Reading Ruby with New Americans

Ruby Nell Bridges at age 6, was the first African American child to attend William Franz Elementary School in New Orleans after Federal courts ordered the desegregation of public schools.

One of the jobs I cherish doing is bringing NH Humanities’ book discussion programs to English Language Learners.I met with Christine Powers’ class of adult learners in Salem, New Hampshire this spring. They were all new Americans and also mothers. We met in the school where their kids go. Together we read a series of illustrated biographies including The Story of Ruby Bridges by Robert Coles, the psychologist who wrote The Moral Life of Children.

I discovered Robert Coles’ The Moral Life of Children, years ago. For the book, he interviewed many children including Ruby Bridges, six years old. A New York Times reviewer explained Coles book like this, ”’No one teaches children sociology or psychology,” Dr. Coles remarks; ‘yet, children are constantly noticing who gets along with whom, and why.’ His tales are about what they have noticed, and how it affects them.” Ruby Bridges told Robert Coles about the mobs of people screaming hate at her as she crossed in front of them to go to school:

”They keep coming and saying the bad words, but my momma says they’ll get tired after a while and then they’ll stop coming. They’ll stay home.”

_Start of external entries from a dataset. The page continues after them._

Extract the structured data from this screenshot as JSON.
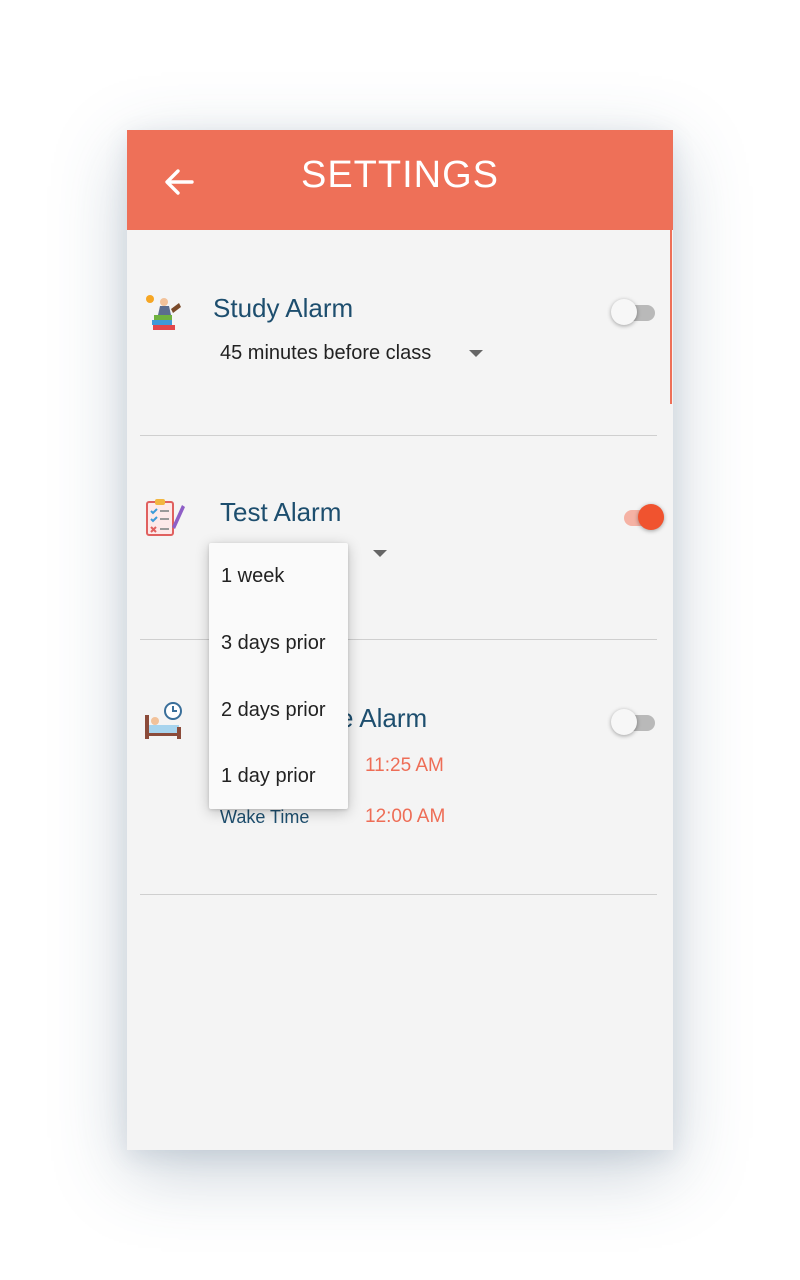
{
  "header": {
    "title": "SETTINGS",
    "back_icon": "arrow-left-icon",
    "color": "#ee7058"
  },
  "study_alarm": {
    "icon": "study-books-icon",
    "title": "Study Alarm",
    "selected_option": "45 minutes before class",
    "enabled": false
  },
  "test_alarm": {
    "icon": "test-checklist-icon",
    "title": "Test Alarm",
    "enabled": true,
    "menu_options": [
      "1 week",
      "3 days prior",
      "2 days prior",
      "1 day prior"
    ]
  },
  "sleep_alarm": {
    "icon": "bed-clock-icon",
    "title_partial": "e Alarm",
    "enabled": false,
    "bed_time_value": "11:25 AM",
    "wake_label": "Wake Time",
    "wake_time_value": "12:00 AM"
  },
  "colors": {
    "accent": "#ee7058",
    "toggle_on": "#f0532f",
    "title_text": "#1d4e6e",
    "time_text": "#ee6d56"
  }
}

It was powerful reading about social justice issues in the U.S. with women from Pakistan, India, Lebanon, Vietnam, and Latin American countries. They are all mothers and know the power of family words. I stayed only for a short time, but Chris and her students kept delving into the book and the questions it asks of us and what we say to our kids.

In this new language of English, each student wrote a cinquain poem.

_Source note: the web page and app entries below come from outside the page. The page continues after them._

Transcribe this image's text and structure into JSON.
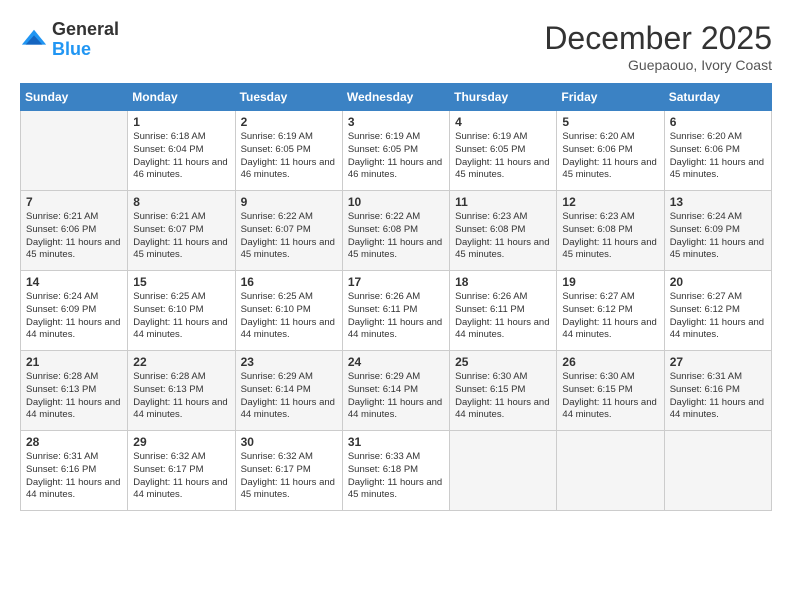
{
  "header": {
    "logo_general": "General",
    "logo_blue": "Blue",
    "month_year": "December 2025",
    "location": "Guepaouo, Ivory Coast"
  },
  "calendar": {
    "days_of_week": [
      "Sunday",
      "Monday",
      "Tuesday",
      "Wednesday",
      "Thursday",
      "Friday",
      "Saturday"
    ],
    "weeks": [
      [
        {
          "day": "",
          "sunrise": "",
          "sunset": "",
          "daylight": ""
        },
        {
          "day": "1",
          "sunrise": "Sunrise: 6:18 AM",
          "sunset": "Sunset: 6:04 PM",
          "daylight": "Daylight: 11 hours and 46 minutes."
        },
        {
          "day": "2",
          "sunrise": "Sunrise: 6:19 AM",
          "sunset": "Sunset: 6:05 PM",
          "daylight": "Daylight: 11 hours and 46 minutes."
        },
        {
          "day": "3",
          "sunrise": "Sunrise: 6:19 AM",
          "sunset": "Sunset: 6:05 PM",
          "daylight": "Daylight: 11 hours and 46 minutes."
        },
        {
          "day": "4",
          "sunrise": "Sunrise: 6:19 AM",
          "sunset": "Sunset: 6:05 PM",
          "daylight": "Daylight: 11 hours and 45 minutes."
        },
        {
          "day": "5",
          "sunrise": "Sunrise: 6:20 AM",
          "sunset": "Sunset: 6:06 PM",
          "daylight": "Daylight: 11 hours and 45 minutes."
        },
        {
          "day": "6",
          "sunrise": "Sunrise: 6:20 AM",
          "sunset": "Sunset: 6:06 PM",
          "daylight": "Daylight: 11 hours and 45 minutes."
        }
      ],
      [
        {
          "day": "7",
          "sunrise": "Sunrise: 6:21 AM",
          "sunset": "Sunset: 6:06 PM",
          "daylight": "Daylight: 11 hours and 45 minutes."
        },
        {
          "day": "8",
          "sunrise": "Sunrise: 6:21 AM",
          "sunset": "Sunset: 6:07 PM",
          "daylight": "Daylight: 11 hours and 45 minutes."
        },
        {
          "day": "9",
          "sunrise": "Sunrise: 6:22 AM",
          "sunset": "Sunset: 6:07 PM",
          "daylight": "Daylight: 11 hours and 45 minutes."
        },
        {
          "day": "10",
          "sunrise": "Sunrise: 6:22 AM",
          "sunset": "Sunset: 6:08 PM",
          "daylight": "Daylight: 11 hours and 45 minutes."
        },
        {
          "day": "11",
          "sunrise": "Sunrise: 6:23 AM",
          "sunset": "Sunset: 6:08 PM",
          "daylight": "Daylight: 11 hours and 45 minutes."
        },
        {
          "day": "12",
          "sunrise": "Sunrise: 6:23 AM",
          "sunset": "Sunset: 6:08 PM",
          "daylight": "Daylight: 11 hours and 45 minutes."
        },
        {
          "day": "13",
          "sunrise": "Sunrise: 6:24 AM",
          "sunset": "Sunset: 6:09 PM",
          "daylight": "Daylight: 11 hours and 45 minutes."
        }
      ],
      [
        {
          "day": "14",
          "sunrise": "Sunrise: 6:24 AM",
          "sunset": "Sunset: 6:09 PM",
          "daylight": "Daylight: 11 hours and 44 minutes."
        },
        {
          "day": "15",
          "sunrise": "Sunrise: 6:25 AM",
          "sunset": "Sunset: 6:10 PM",
          "daylight": "Daylight: 11 hours and 44 minutes."
        },
        {
          "day": "16",
          "sunrise": "Sunrise: 6:25 AM",
          "sunset": "Sunset: 6:10 PM",
          "daylight": "Daylight: 11 hours and 44 minutes."
        },
        {
          "day": "17",
          "sunrise": "Sunrise: 6:26 AM",
          "sunset": "Sunset: 6:11 PM",
          "daylight": "Daylight: 11 hours and 44 minutes."
        },
        {
          "day": "18",
          "sunrise": "Sunrise: 6:26 AM",
          "sunset": "Sunset: 6:11 PM",
          "daylight": "Daylight: 11 hours and 44 minutes."
        },
        {
          "day": "19",
          "sunrise": "Sunrise: 6:27 AM",
          "sunset": "Sunset: 6:12 PM",
          "daylight": "Daylight: 11 hours and 44 minutes."
        },
        {
          "day": "20",
          "sunrise": "Sunrise: 6:27 AM",
          "sunset": "Sunset: 6:12 PM",
          "daylight": "Daylight: 11 hours and 44 minutes."
        }
      ],
      [
        {
          "day": "21",
          "sunrise": "Sunrise: 6:28 AM",
          "sunset": "Sunset: 6:13 PM",
          "daylight": "Daylight: 11 hours and 44 minutes."
        },
        {
          "day": "22",
          "sunrise": "Sunrise: 6:28 AM",
          "sunset": "Sunset: 6:13 PM",
          "daylight": "Daylight: 11 hours and 44 minutes."
        },
        {
          "day": "23",
          "sunrise": "Sunrise: 6:29 AM",
          "sunset": "Sunset: 6:14 PM",
          "daylight": "Daylight: 11 hours and 44 minutes."
        },
        {
          "day": "24",
          "sunrise": "Sunrise: 6:29 AM",
          "sunset": "Sunset: 6:14 PM",
          "daylight": "Daylight: 11 hours and 44 minutes."
        },
        {
          "day": "25",
          "sunrise": "Sunrise: 6:30 AM",
          "sunset": "Sunset: 6:15 PM",
          "daylight": "Daylight: 11 hours and 44 minutes."
        },
        {
          "day": "26",
          "sunrise": "Sunrise: 6:30 AM",
          "sunset": "Sunset: 6:15 PM",
          "daylight": "Daylight: 11 hours and 44 minutes."
        },
        {
          "day": "27",
          "sunrise": "Sunrise: 6:31 AM",
          "sunset": "Sunset: 6:16 PM",
          "daylight": "Daylight: 11 hours and 44 minutes."
        }
      ],
      [
        {
          "day": "28",
          "sunrise": "Sunrise: 6:31 AM",
          "sunset": "Sunset: 6:16 PM",
          "daylight": "Daylight: 11 hours and 44 minutes."
        },
        {
          "day": "29",
          "sunrise": "Sunrise: 6:32 AM",
          "sunset": "Sunset: 6:17 PM",
          "daylight": "Daylight: 11 hours and 44 minutes."
        },
        {
          "day": "30",
          "sunrise": "Sunrise: 6:32 AM",
          "sunset": "Sunset: 6:17 PM",
          "daylight": "Daylight: 11 hours and 45 minutes."
        },
        {
          "day": "31",
          "sunrise": "Sunrise: 6:33 AM",
          "sunset": "Sunset: 6:18 PM",
          "daylight": "Daylight: 11 hours and 45 minutes."
        },
        {
          "day": "",
          "sunrise": "",
          "sunset": "",
          "daylight": ""
        },
        {
          "day": "",
          "sunrise": "",
          "sunset": "",
          "daylight": ""
        },
        {
          "day": "",
          "sunrise": "",
          "sunset": "",
          "daylight": ""
        }
      ]
    ]
  }
}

Here’s one:

Ruby Bridges

Religious Brave

Reading Praying Talking

“I was praying for them.”

Love.

Thank you, Chris Powers and all the women in your class for our time together.

 

We Yearn: The Matchbox Diaries

 

matchboxdiariesI lead book club discussions with English language learners. Today I’m beginning to post images from books we read along with a taste of our discussions.

Italian emigrants, 1900,  say good-bye

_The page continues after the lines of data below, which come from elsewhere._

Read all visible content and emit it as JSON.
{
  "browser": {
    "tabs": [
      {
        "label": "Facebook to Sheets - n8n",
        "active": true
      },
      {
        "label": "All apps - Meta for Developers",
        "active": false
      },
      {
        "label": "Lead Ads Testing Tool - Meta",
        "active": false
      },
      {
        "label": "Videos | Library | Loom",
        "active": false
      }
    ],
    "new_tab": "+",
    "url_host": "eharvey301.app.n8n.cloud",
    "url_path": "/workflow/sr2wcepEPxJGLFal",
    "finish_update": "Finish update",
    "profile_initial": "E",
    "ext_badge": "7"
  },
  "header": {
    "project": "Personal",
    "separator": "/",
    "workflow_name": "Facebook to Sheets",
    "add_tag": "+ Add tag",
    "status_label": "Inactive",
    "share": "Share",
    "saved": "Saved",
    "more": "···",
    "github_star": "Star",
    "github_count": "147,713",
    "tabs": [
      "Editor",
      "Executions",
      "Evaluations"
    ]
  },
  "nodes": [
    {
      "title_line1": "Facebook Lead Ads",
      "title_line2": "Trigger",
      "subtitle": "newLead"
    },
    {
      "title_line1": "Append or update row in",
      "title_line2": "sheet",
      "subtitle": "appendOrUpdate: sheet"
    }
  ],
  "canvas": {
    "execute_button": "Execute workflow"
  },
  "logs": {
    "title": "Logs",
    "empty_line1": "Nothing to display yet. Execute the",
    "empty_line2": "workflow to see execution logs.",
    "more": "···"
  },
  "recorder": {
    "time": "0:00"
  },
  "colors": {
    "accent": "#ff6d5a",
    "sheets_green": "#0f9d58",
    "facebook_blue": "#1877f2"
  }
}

to Grandmother who remains behind, and calling,

“You’ll eat the food there and forget your home.”*

It is not true, my students say.  They will not forget.

They say the grandmother is too old to  make the journey.

They say this has happened in their family, too.

And here they make the food.

 

*Bagramibatoulline.com The Matchbox Diaries by Paul Fleischman, illus. by Bagram Ibatoulline, Candlewick Press

 

Bhutanese Dance in New Hampshire

Bhutanese girls dance a story about friendship

“Traditional arts are artistic activities such as music, dance, and crafts that are passed down from one generation to the next within families and communities and are regarded by the community as part of their heritage.” This is how the New Hampshire State Council on the Arts describes their Heritage & Traditional Arts Program. This fall I will begin a project to help to identify master dancers in New Hampshire’s Bhutanese community that the Arts Council can add to their roster of traditional artists.  I first saw traditional dance when I worked with New Hampshire Humanities to produce a folktale told by Hari Tiwari, an adult ESOL student in Laconia.  To celebrate the book’s publication,  we had a big festival on Manchester’s west side where many people from Bhutan have made their homes. I was fascinated by a dance performed by young girls and choreographed by a master dancer.  This is the man I seek to find, the master dancer!  I want to hear the story of dance from his point of view and I want to record him and photograph the dance! I have heard that young dancers are creating new forms, combining traditional dance with Bollywood styles.  I’m on a quest to find out how dance changes with time and when dancers leave their homeland. This also helps with my current research for a book.

Here’s the story of the festival where we celebrated the folktale we published in Nepali and English, The Story of a Pumpkin.